[Exercise inputs — start]

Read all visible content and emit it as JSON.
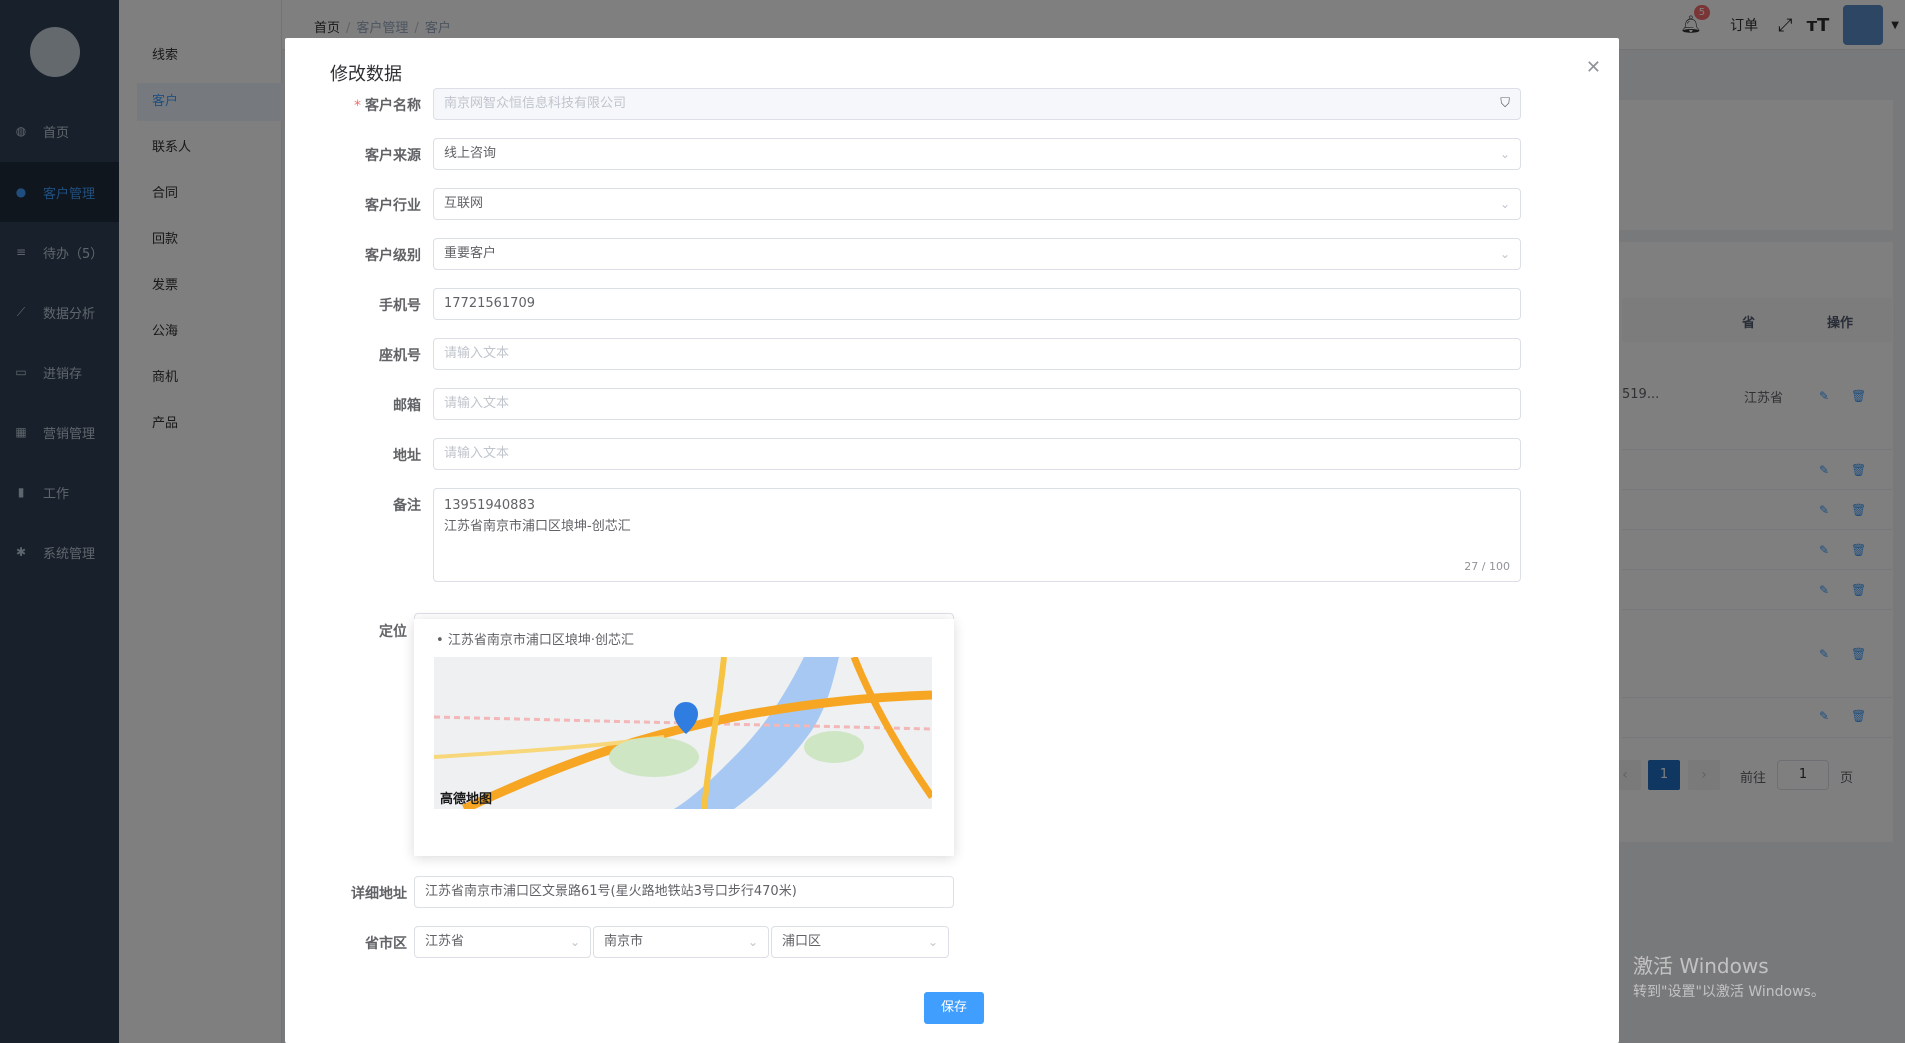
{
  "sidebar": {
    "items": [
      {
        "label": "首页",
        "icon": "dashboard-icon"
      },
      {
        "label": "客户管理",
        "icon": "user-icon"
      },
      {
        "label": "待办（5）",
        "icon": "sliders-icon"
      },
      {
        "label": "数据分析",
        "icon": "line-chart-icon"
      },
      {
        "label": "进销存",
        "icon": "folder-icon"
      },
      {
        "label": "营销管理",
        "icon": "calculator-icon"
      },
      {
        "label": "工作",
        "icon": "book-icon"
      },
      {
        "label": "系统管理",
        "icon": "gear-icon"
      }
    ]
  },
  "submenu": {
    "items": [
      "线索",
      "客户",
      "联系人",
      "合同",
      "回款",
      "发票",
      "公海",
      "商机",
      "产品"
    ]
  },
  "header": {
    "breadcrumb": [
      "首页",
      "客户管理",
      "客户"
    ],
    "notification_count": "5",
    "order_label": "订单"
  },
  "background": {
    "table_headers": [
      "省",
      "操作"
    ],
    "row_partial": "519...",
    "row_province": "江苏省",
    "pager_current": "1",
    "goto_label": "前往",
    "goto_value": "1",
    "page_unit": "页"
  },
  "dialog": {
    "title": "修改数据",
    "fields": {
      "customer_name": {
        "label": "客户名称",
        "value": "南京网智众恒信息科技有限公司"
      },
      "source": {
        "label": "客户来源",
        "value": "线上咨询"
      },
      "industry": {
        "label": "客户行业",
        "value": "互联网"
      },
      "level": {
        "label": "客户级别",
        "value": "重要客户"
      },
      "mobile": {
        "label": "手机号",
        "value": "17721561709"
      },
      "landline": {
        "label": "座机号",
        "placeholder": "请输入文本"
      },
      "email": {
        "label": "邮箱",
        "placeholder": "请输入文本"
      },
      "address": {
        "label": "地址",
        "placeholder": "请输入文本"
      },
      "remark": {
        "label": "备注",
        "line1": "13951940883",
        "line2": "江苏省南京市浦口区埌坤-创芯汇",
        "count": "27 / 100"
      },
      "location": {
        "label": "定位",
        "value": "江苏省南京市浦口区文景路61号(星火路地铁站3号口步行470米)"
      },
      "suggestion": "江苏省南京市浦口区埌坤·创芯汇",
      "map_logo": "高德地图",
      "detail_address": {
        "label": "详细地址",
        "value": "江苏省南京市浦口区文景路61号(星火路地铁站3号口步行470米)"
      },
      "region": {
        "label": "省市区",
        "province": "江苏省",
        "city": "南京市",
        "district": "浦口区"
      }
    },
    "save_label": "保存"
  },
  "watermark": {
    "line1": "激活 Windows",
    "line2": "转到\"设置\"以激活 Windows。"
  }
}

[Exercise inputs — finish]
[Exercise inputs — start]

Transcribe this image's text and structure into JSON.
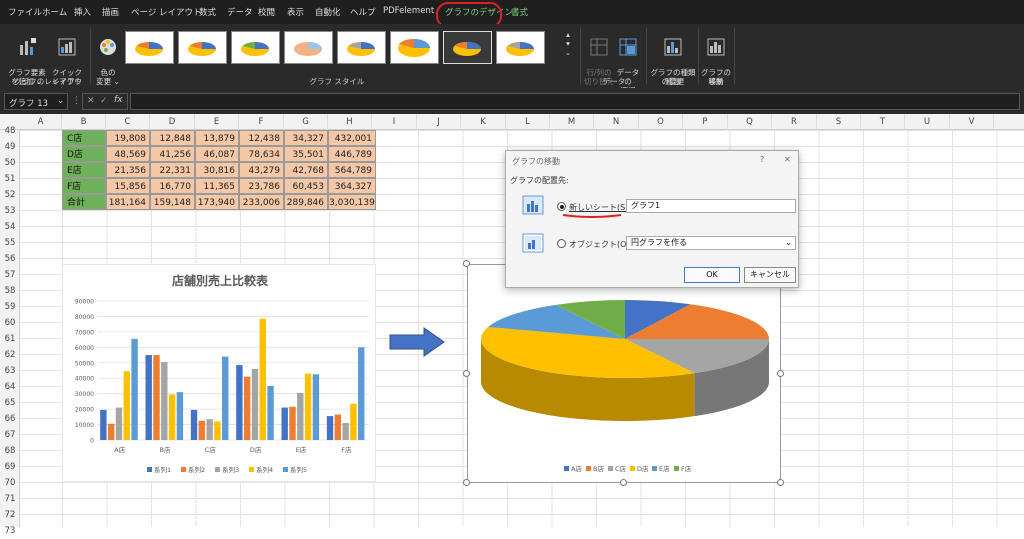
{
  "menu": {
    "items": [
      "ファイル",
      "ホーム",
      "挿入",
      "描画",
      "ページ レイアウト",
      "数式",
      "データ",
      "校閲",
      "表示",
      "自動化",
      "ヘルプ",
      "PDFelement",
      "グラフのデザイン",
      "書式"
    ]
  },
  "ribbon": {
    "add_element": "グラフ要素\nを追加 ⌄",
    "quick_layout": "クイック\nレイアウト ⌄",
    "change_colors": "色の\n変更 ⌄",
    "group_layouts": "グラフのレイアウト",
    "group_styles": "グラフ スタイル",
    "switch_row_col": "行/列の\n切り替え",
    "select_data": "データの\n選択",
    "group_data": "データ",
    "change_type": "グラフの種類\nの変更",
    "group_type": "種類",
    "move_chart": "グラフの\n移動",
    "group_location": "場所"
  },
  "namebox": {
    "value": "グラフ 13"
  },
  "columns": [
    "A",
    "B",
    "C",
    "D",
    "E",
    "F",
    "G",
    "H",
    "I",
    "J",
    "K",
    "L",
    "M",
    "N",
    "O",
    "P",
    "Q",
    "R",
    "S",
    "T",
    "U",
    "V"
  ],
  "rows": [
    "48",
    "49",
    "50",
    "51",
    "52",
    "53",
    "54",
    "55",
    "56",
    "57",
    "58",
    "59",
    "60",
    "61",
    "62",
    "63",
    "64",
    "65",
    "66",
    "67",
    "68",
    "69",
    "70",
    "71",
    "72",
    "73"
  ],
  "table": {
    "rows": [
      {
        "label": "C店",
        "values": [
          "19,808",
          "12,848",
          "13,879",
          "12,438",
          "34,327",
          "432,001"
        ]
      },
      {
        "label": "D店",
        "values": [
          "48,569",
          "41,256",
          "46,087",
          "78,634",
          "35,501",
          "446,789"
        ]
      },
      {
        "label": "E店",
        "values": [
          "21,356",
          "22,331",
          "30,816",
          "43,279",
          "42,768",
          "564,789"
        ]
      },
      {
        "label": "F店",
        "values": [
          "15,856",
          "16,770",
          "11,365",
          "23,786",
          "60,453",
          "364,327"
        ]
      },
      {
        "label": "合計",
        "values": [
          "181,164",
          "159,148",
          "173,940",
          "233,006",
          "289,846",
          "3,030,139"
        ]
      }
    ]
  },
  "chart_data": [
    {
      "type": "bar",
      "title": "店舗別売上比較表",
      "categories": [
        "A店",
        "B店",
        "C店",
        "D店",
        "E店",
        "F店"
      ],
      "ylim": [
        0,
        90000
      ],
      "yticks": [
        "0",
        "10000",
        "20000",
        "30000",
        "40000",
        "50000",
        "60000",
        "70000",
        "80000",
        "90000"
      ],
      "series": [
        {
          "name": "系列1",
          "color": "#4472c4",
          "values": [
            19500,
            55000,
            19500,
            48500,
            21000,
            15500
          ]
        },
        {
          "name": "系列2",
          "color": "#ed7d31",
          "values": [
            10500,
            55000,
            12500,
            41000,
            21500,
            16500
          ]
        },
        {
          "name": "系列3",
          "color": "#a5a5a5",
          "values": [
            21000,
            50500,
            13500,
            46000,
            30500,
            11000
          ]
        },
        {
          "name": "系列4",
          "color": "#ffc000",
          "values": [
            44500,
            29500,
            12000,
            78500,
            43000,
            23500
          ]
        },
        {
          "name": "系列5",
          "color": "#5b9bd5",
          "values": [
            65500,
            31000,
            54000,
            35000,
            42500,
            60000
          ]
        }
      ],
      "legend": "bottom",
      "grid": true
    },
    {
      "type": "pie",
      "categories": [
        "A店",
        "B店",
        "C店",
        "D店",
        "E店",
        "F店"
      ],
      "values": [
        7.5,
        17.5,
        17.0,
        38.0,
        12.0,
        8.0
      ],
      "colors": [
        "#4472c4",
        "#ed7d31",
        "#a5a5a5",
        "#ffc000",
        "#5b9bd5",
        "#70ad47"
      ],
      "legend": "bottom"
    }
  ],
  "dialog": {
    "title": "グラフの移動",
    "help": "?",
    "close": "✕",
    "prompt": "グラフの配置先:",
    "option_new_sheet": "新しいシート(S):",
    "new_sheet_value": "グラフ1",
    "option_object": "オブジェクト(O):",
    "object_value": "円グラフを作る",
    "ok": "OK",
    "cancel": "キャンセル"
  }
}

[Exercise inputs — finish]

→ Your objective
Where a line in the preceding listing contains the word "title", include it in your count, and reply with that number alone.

→ Result
3